Goal of the exercise.
What lines in the data below mention the string "arrow"? Copy them out.

Data about app and page elements:
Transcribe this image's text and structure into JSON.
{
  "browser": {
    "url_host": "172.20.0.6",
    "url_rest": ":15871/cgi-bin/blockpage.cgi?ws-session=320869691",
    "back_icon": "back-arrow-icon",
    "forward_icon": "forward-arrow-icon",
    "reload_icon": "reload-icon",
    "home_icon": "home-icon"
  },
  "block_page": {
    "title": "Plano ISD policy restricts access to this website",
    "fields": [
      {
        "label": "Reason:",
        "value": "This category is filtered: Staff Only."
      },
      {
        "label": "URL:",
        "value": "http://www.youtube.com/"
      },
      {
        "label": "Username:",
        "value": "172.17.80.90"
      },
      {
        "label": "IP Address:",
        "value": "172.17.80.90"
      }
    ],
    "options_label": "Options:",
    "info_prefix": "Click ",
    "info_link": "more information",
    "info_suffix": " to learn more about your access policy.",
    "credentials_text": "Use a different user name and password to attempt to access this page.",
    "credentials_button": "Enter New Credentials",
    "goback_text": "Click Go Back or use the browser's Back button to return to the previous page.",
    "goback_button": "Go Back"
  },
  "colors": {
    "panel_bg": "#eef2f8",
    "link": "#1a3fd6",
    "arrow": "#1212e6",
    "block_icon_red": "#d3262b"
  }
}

Task response.
    "back_icon": "back-arrow-icon",
    "forward_icon": "forward-arrow-icon",
    "arrow": "#1212e6",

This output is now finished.